If your looking to Join or Form a Security Officers Union in New Jersey please fill out the Join or Form a Security Officers Union form below and a Security Officers Union representative will be in contact with you shortly.
A security officer (or security guard) is a person who is paid to protect property, assets, or people. They are usually privately and formally employed civilian personnel. Security officers are generally uniformed and act to protect property by maintaining a high-visibility presence to deter illegal and inappropriate actions, observing (either directly, through patrols, or by watching alarm systems or video cameras) for signs of crime, fire or disorder; then taking action and reporting any incidents to their client and emergency services as appropriate.

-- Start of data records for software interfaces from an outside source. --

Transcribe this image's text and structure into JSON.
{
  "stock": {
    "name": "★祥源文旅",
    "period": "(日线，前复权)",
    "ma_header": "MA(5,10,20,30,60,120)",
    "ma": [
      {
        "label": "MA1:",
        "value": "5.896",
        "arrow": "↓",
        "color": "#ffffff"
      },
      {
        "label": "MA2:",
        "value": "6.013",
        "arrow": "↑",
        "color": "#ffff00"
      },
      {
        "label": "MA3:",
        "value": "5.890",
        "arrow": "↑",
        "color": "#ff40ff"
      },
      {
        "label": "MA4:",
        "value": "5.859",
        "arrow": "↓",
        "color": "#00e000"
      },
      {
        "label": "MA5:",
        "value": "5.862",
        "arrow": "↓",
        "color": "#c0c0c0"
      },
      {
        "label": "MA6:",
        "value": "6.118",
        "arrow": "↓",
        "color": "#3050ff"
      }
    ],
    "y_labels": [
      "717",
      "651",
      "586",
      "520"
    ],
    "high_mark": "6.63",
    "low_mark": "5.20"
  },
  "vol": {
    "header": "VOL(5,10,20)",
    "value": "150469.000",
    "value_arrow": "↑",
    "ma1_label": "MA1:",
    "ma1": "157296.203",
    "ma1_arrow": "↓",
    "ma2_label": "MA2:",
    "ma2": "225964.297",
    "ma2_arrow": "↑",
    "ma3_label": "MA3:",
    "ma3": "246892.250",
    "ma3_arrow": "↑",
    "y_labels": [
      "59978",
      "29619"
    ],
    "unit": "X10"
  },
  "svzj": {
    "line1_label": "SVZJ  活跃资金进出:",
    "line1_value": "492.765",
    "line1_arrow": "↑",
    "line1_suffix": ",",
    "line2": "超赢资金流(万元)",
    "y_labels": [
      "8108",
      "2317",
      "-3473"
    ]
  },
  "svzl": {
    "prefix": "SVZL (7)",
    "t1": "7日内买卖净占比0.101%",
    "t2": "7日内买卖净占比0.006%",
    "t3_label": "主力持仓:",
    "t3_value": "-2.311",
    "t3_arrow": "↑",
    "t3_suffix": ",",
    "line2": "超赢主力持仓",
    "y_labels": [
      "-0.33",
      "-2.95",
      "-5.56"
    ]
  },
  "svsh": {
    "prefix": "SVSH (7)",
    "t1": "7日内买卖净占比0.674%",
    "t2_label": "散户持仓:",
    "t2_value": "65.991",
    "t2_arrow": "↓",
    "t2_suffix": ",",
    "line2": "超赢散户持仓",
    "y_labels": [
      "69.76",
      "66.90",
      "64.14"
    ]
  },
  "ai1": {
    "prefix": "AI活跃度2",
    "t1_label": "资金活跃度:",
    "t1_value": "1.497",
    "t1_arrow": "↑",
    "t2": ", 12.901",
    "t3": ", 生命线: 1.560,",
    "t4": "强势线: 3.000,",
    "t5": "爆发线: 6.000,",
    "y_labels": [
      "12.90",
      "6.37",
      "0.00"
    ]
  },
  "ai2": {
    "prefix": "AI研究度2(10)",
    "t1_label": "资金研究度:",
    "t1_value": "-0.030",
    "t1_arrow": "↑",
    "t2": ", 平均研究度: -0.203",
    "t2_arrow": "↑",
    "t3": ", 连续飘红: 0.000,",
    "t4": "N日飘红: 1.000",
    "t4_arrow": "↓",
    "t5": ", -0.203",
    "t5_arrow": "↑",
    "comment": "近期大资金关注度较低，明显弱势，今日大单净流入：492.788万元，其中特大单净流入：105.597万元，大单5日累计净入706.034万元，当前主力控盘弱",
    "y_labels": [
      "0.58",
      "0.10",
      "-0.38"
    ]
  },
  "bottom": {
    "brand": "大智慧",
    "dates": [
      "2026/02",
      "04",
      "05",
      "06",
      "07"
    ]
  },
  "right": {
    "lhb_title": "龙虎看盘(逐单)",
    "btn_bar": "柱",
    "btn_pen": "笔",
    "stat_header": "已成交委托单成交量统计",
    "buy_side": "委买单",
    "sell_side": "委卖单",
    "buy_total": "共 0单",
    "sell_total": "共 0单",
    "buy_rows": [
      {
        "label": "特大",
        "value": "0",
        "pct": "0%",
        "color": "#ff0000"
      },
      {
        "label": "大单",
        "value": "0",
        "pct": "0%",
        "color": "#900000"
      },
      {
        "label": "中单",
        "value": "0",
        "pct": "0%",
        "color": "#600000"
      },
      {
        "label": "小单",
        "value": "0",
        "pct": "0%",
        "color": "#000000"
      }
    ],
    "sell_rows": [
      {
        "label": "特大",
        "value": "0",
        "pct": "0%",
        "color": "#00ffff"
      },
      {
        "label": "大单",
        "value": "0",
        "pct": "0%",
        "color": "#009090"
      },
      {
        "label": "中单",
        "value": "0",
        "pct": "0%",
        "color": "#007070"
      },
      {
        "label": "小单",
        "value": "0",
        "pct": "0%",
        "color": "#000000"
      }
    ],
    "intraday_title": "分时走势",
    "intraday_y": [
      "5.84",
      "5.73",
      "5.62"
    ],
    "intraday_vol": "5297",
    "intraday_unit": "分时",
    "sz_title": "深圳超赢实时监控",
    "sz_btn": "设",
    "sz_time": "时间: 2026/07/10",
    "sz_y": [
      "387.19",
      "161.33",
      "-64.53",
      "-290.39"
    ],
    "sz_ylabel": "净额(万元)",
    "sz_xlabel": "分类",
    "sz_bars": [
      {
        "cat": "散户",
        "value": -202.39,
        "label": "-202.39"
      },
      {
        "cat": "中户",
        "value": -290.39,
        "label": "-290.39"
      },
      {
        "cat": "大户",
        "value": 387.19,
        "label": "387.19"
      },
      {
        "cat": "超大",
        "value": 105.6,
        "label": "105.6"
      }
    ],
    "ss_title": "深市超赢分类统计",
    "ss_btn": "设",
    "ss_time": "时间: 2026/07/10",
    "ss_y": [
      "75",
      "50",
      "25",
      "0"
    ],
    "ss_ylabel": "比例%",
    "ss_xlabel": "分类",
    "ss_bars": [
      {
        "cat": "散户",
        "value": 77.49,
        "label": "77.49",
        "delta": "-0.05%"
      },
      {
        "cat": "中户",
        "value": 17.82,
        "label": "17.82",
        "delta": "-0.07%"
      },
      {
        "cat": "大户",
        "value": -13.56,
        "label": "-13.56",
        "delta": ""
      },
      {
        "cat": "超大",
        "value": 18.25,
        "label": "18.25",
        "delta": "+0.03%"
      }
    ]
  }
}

Many security firms and proprietary security departments practice the “detect, deter, observe and report” methodology. Security officers are not required to make arrests, but have the authority to make a citizen’s arrest, or otherwise act as an agent of law enforcement, for example, at the request of a police officer or sheriff.
A private security guards primary duty is the prevention and deterrence of crime. Security guard personnel enforce company rules and can act to protect lives and property, and they often have a contractual obligation to provide these actions. In addition to basic deterrence, security officers are often trained to perform specialized tasks such as arrest and control (including handcuffing and restraints), operate emergency equipment, perform first aid, CPR, take accurate notes, write detailed reports, and perform other tasks as required by the client they are serving.
All security guards / security officers are also required to go through additional training mandated by the state for the carrying of weapons such as batons, firearms, and pepper spray (e.g. the Bureau of Security and Investigative Services in California has requirements that a license for each item listed must be carried while on duty). Some security guards / security officers are required to complete police certification for special duties. Virginia training standards for security guards / security officers are identical to police training with regards to firearms (shotgun and handgun) but do not place licensing requirements for other items carried, only that training be provided that is documented. Several security guard companies have also become certified in RADAR and trained their sworn special police officers to use it on protected properties in conjunction with lights/sirens, allowing them to legally enforce traffic laws on private property.
For More information on security guard training, licensing information and security guard jobs in your state visit this website: http://securityguardjob.weebly.com/
Employee Rights to Join a Union / Security Guard Union
Employees covered by the National Labor Relations Act are afforded certain rights to join together to improve their wages and working conditions, with or without a union.
Employees have the right to attempt to form a union where none currently exists, or to decertify a union that has lost the support of employees.
Examples of employee rights include:
- Forming, or attempting to form, a union in your workplace;
- Joining a union whether the union is recognized by your employer or not;
- Assisting a union in organizing your fellow employees;
- Refusing to do any or all of these things.
- To be fairly represented by a union
Activity Outside a Union
Employees who are not represented by a union also have rights under the NLRA. Specifically, the National Labor Relations Board protects the rights of employees to engage in “concerted activity”, which is when two or more employees take action for their mutual aid or protection regarding terms and conditions of employment. A single employee may also engage in protected concerted activity if he or she is acting on the authority of other employees, bringing group complaints to the employer’s attention, trying to induce group action, or seeking to prepare for group action.
A few examples of protected concerted activities are:
- Two or more employees addressing their employer about improving their pay.
- Two or more employees discussing work-related issues beyond pay, such as safety concerns, with each other.
- An employee speaking to an employer on behalf of one or more co-workers about improving workplace conditions.
More information, including descriptions of actual concerted activity cases, is available on the protected concerted activity page.
Who is covered?
Most employees in the private sector are covered by the NLRA. However, the Act specifically excludes individuals who are:
- employed by Federal, state, or local government
- employed as agricultural laborers
- employed in the domestic service of any person or family in a home
- employed by a parent or spouse
- employed as an independent contractor
- employed as a supervisor (supervisors who have been discriminated against for refusing to violate the NLRA may be covered)
- employed by an employer subject to the Railway Labor Act, such as railroads and airlines
- employed by any other person who is not an employer as defined in the NLRA